Impacts of Enhanced Prenatal Care on Cost, Substance Use Engagement and Foster Care Outcomes among Pregnant Women with Substance Use Disorder

Smith Memorial Student Union, Room 294

Impacts of Enhanced Prenatal Care on Cost, Substance Use Engagement and Foster Care Outcomes among Pregnant Women with Substance Use Disorder

Menolly Kaufman MPH, Jenny Grunditz MS, Stephanie Renfro MS, John McConnell PhD

Background:

Pregnant women with substance use disorders represent a unique challenge to the health care system. In the absence of treatment, their children are at risk for neonatal abstinence syndrome, a condition that is correlated with poor childhood outcomes and high health care costs. However, these women may be reluctant to engage in traditional treatment out of a fear of legal repercussions, potentially leading to placement of their children in foster care. In response to these challenges, one of Oregon’s Coordinated Care Organization created a center of excellence model – Project Nurture - that integrated maternity care and substance use treatment at three sites in the Portland Metro area.

Objectives:

We aim to assess if participants receiving care through Project Nurture site exhibit (1) lower hospital expenditures (2) increased substance use treatment engagement and (3) decreased foster care placement within the first year of birth.

Methods:
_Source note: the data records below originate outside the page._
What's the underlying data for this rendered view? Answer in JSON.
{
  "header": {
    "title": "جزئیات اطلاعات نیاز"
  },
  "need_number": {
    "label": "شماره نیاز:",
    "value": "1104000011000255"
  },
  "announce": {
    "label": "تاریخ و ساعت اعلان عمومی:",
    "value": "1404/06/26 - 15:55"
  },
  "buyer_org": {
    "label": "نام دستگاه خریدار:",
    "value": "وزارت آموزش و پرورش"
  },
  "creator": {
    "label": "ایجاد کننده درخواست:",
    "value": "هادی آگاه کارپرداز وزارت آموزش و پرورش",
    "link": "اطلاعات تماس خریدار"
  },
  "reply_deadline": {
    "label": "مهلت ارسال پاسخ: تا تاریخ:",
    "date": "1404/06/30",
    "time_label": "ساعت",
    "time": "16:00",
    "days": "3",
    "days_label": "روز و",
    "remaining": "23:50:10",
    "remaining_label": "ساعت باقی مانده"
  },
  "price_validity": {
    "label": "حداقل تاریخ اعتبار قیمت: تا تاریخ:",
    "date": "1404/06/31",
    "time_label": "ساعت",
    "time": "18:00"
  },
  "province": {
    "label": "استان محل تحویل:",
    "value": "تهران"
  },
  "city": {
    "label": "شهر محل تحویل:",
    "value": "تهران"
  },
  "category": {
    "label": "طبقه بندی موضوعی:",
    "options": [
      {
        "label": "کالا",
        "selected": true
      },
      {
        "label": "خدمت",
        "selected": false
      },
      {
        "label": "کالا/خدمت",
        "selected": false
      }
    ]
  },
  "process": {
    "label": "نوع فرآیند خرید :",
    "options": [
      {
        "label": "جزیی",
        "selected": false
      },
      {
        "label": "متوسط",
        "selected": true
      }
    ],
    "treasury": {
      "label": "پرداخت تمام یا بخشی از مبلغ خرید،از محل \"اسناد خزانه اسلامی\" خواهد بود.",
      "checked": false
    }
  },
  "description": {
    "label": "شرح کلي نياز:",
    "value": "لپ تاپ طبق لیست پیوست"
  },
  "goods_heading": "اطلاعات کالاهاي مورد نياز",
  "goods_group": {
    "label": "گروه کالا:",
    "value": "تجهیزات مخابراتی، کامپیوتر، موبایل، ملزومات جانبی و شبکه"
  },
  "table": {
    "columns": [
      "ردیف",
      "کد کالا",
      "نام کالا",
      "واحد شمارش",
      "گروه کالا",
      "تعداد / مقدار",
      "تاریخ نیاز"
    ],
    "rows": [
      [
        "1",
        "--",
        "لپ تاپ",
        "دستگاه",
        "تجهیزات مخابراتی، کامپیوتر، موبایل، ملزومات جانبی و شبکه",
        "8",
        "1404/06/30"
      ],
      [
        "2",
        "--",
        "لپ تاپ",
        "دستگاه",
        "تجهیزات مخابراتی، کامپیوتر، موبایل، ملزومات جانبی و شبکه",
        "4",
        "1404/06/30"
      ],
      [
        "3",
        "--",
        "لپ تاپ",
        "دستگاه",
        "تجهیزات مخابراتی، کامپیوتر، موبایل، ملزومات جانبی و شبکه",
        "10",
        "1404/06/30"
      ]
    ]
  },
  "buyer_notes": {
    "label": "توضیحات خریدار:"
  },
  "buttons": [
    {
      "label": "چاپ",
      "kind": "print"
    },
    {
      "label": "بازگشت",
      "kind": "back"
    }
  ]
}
We will conduct difference-in-difference analysis to estimate the impact of Project Nurture, comparing outcomes in 2012-2014 to outcomes in 2016-2017, after the Project Nurture implementation. Our treatment group consists of women receiving any prenatal care from a Project Nurture provider before birth. They will be compared to a matched cohort who do not receive care through Project Nurture. We will link Medicaid claims, vital records and foster care data for our analyses.